Results from Georgia's presidential runoff showed the ruling party-backed candidate, who favours balancing the ex-Soviet republic's relations with Moscow and the West, defeating her rival who advocates a stronger pro-Western line.
Georgia's ruling party candidate Salome Zurabishvili was on the verge of winning a hotly contested presidential vote, nearly complete results showed Thursday, as the opposition called for protests over alleged fraud.
Former French diplomat Zurabishvili was on 59.61 percent of the vote after Wednesday's second round, the central election commission said, following completed counts from 98.41 percent of polling stations.
Her rival Grigol Vashadze, from an alliance of 11 opposition parties led by exiled ex-president Mikheil Saakashvili's United National Movement (UNM), had 40.3 9 percent of the vote, the commission said.
Western powers are closely watching the vote, seen as a test for the democratic credentials of the Caucasus nation as it seeks EU and NATO membership.
Although the new head of state will have a largely ceremonial role, the vote is considered a trial run for the contest between Ivanishvili's party and the opposition in more important parliamentary polls set for 2020.
Turnout was 56.23 percent when the presidential polls closed at 8:00 pm (1600 GMT) on Wednesday.
Earlier, an exit poll by US firm Edison Research suggested that Zurabishvili, who is backed by billionaire tycoon Bidzina Ivanishvili's Georgian Dream party, had won 55 percent of the vote against 45 percent for Vashadze.

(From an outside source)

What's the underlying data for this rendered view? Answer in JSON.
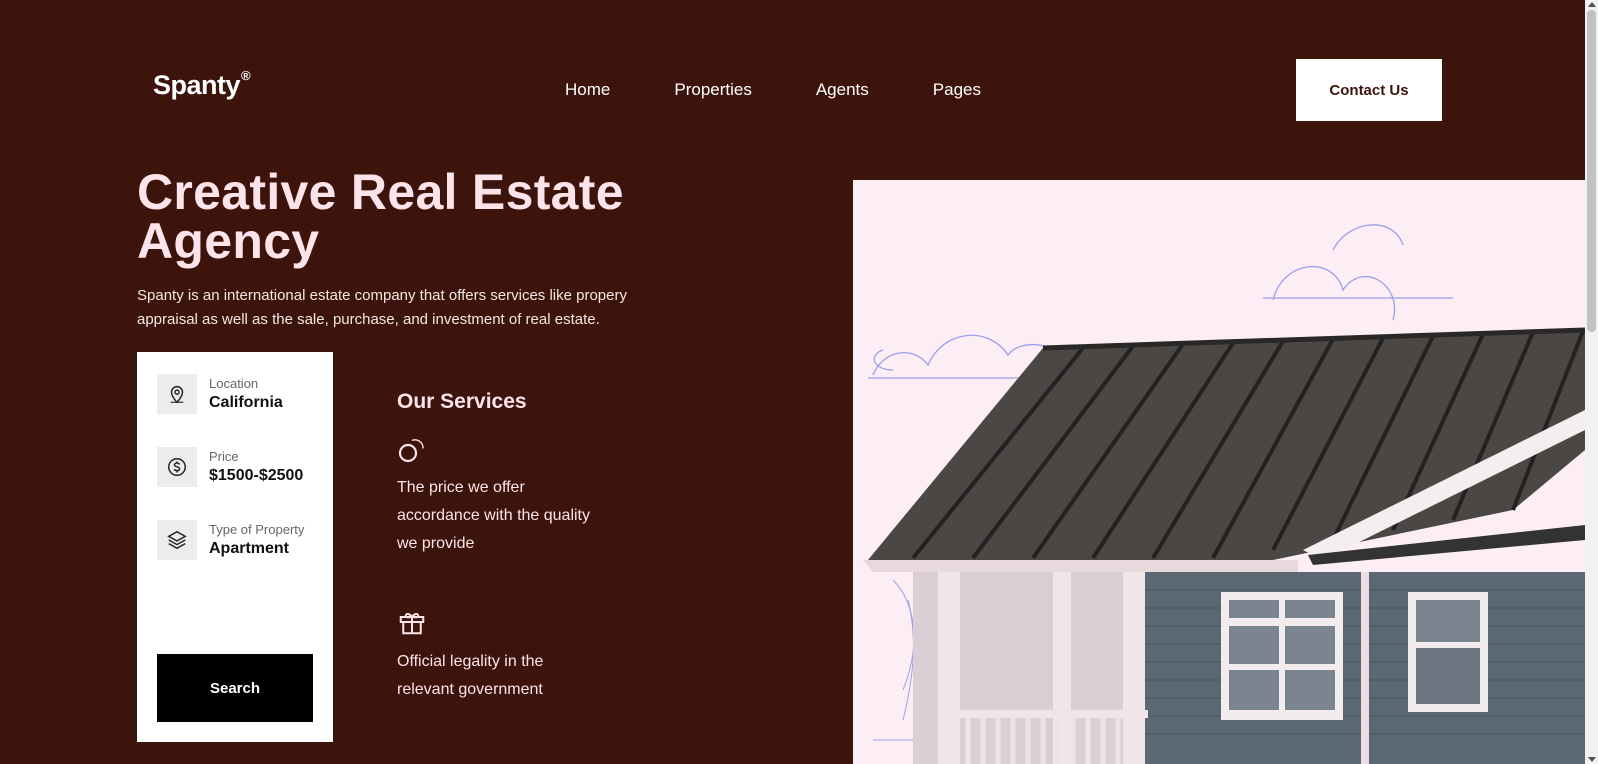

After the exit poll results were announced, Saakashvili immediately claimed "mass electoral fraud", in a statement to the pro-opposition Rustavi-2 television channel.
"The oligarch has stamped out Georgian democracy and the institutions of elections," he said, referring to Ivanishvili.

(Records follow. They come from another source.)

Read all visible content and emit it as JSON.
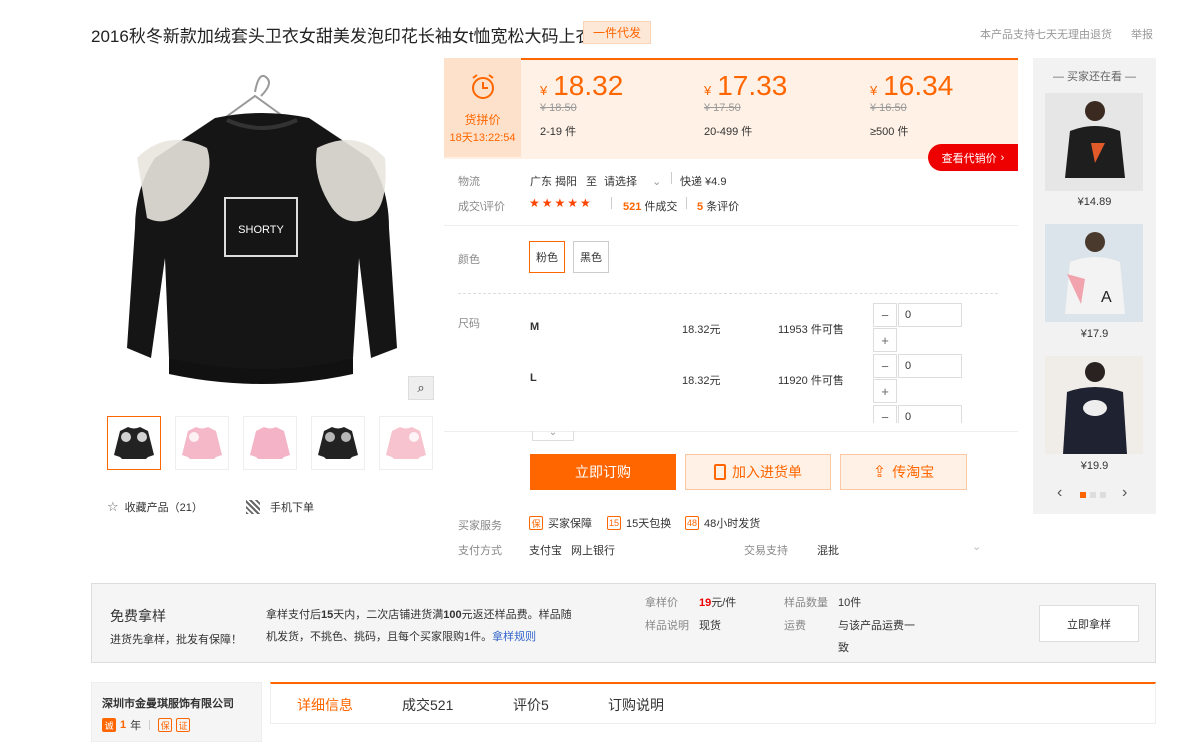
{
  "product": {
    "title": "2016秋冬新款加绒套头卫衣女甜美发泡印花长袖女t恤宽松大码上衣",
    "badge": "一件代发",
    "return_policy": "本产品支持七天无理由退货",
    "report": "举报"
  },
  "gallery": {
    "zoom_icon": "magnifier-icon",
    "thumbnails": [
      {
        "color": "#222222",
        "print": "#ffffff"
      },
      {
        "color": "#f4b8c8",
        "print": "#ffffff"
      },
      {
        "color": "#f4b3c6",
        "print": "#f7d2dc"
      },
      {
        "color": "#222222",
        "print": "#dddddd"
      },
      {
        "color": "#f7c3cf",
        "print": "#ffffff"
      }
    ],
    "favorite_label": "收藏产品（21）",
    "mobile_label": "手机下单"
  },
  "pricing": {
    "pin_label": "货拼价",
    "pin_time": "18天13:22:54",
    "currency": "¥",
    "tiers": [
      {
        "price": "18.32",
        "original": "¥ 18.50",
        "qty": "2-19 件"
      },
      {
        "price": "17.33",
        "original": "¥ 17.50",
        "qty": "20-499 件"
      },
      {
        "price": "16.34",
        "original": "¥ 16.50",
        "qty": "≥500 件"
      }
    ],
    "agent_price_btn": "查看代销价"
  },
  "logistics": {
    "label": "物流",
    "from": "广东 揭阳",
    "to_word": "至",
    "select": "请选择",
    "express": "快递 ¥4.9"
  },
  "trade": {
    "label": "成交\\评价",
    "stars": "★★★★★",
    "deals_num": "521",
    "deals_text": "件成交",
    "reviews_num": "5",
    "reviews_text": "条评价"
  },
  "color": {
    "label": "颜色",
    "options": [
      "粉色",
      "黑色"
    ]
  },
  "size": {
    "label": "尺码",
    "rows": [
      {
        "name": "M",
        "price": "18.32元",
        "stock": "11953 件可售",
        "qty": "0"
      },
      {
        "name": "L",
        "price": "18.32元",
        "stock": "11920 件可售",
        "qty": "0"
      },
      {
        "name": "",
        "price": "",
        "stock": "",
        "qty": "0"
      }
    ]
  },
  "actions": {
    "order": "立即订购",
    "add_cart": "加入进货单",
    "taobao": "传淘宝"
  },
  "service": {
    "label": "买家服务",
    "items": [
      "买家保障",
      "15天包换",
      "48小时发货"
    ],
    "pay_label": "支付方式",
    "pay_methods": [
      "支付宝",
      "网上银行"
    ],
    "trade_label": "交易支持",
    "trade_value": "混批"
  },
  "side_panel": {
    "header": "买家还在看",
    "items": [
      {
        "price": "¥14.89",
        "color": "#1e1e1e"
      },
      {
        "price": "¥17.9",
        "color": "#f0f0f0"
      },
      {
        "price": "¥19.9",
        "color": "#1f2230"
      }
    ]
  },
  "sample": {
    "title": "免费拿样",
    "subtitle": "进货先拿样，批发有保障！",
    "desc_a": "拿样支付后",
    "desc_b": "15",
    "desc_c": "天内，二次店铺进货满",
    "desc_d": "100",
    "desc_e": "元返还样品费。样品随",
    "desc_line2": "机发货，不挑色、挑码，且每个买家限购1件。",
    "rule_link": "拿样规则",
    "price_label": "拿样价",
    "price_value": "19",
    "price_unit": "元/件",
    "desc_label": "样品说明",
    "desc_value": "现货",
    "count_label": "样品数量",
    "count_value": "10件",
    "freight_label": "运费",
    "freight_value_1": "与该产品运费一",
    "freight_value_2": "致",
    "button": "立即拿样"
  },
  "company": {
    "name": "深圳市金曼琪服饰有限公司",
    "years_num": "1",
    "years_unit": "年"
  },
  "tabs": [
    "详细信息",
    "成交521",
    "评价5",
    "订购说明"
  ]
}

"I urge Georgians to defend our freedom, democracy and the law. I call on you to start mass peaceful rallies and demand snap parliamentary polls."
Tensions increased ahead of the second round as the opposition accused the government of voter intimidation and claimed that ruling party activists had attacked members of Vashadze's campaign staff.

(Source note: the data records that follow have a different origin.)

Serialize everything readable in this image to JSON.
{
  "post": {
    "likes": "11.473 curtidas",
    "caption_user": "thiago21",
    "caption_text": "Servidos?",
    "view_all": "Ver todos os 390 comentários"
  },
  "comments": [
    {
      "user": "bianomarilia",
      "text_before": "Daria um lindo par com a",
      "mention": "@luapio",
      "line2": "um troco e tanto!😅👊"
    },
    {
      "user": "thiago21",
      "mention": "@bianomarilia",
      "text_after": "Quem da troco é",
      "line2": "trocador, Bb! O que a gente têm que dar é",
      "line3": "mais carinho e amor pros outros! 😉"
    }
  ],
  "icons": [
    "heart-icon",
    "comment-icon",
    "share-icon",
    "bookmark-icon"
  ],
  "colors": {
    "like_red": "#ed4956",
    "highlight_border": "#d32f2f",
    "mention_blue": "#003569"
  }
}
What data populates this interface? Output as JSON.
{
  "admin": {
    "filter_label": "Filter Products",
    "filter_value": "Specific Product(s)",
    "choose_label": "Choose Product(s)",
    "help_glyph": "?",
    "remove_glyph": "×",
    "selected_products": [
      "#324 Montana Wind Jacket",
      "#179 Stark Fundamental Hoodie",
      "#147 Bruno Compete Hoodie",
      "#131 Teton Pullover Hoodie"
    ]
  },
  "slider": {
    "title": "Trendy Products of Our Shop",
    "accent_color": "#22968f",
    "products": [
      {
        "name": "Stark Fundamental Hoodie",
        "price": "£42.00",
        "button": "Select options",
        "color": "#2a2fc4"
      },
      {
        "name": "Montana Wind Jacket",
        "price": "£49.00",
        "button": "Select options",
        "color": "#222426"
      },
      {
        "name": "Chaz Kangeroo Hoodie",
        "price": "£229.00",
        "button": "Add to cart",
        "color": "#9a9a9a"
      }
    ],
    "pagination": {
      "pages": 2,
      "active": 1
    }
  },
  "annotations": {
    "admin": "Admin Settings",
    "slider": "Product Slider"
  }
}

Zurabishvili in turn said she and her children had received death threats through text and voice messages from people affiliated with the UNM.
Rights groups have also accused government officials of vote-buying on a "widespread" and "unprecedented" scale, an allegation rejected by Georgian Dream party leadership.
The Georgian Prosecutor General's office said it launched an investigation into the allegations.
Daughter of refugees
Zurabishvili, a 66-year-old independent lawmaker, is the daughter of refugees who fled Georgia in 1921 for Paris after the country's annexation by the Red Army.
Her career in France's foreign service culminated in a posting to Tbilisi, where then-president Saakashvili appointed her foreign minister.
But Zurabishvili quickly made enemies among the parliamentary majority, with MPs and some senior diplomats accusing her of arrogance and impulsiveness.
When she was sacked after a year in the job, thousands took to the streets of the capital to protest her dismissal.
"The outcome of the vote will determine not only who won the election, but also mark either progress or (a) setback for Georgia's young democracy," political analyst Gela Vasadze said.
Both candidates have promised to lead Georgia closer to the West, but analysts say they have different approaches to pursuing that goal.
"Their records as ex-foreign ministers show that Vashadze is more closely associated with Washington, while ... Zurabishvili is clearly more EU-orientated," Vasadze said.
Vashadze's election would also likely irritate Russia, which fought a bitter war with Georgia during the presidency of his ally Saakashvili.
"For the Kremlin, a UNM candidate's win is like a red rag to a bull and may lead to increased tensions between the two countries," said analyst Gia Nodia.
Vashadze, a 60-year-old career diplomat, has criticised Ivanishvili's "informal oligarch rule" amid growing discontent over the government's failure to tackle poverty.
Ivanishvili, Georgia's richest man, stepped down as premier in 2013 after a year in office but is still seen as the country's de facto ruler.
The vote is Georgia's last direct leadership poll as it transitions to a parliamentary form of governance.
The first round on October 28 saw Zurabishvili take 39 percent of the vote, against 38 for Vashadze.
More than 3.5 million people were eligible to vote in the election monitored by international observers from the Organisation for Security and Cooperation in Europe.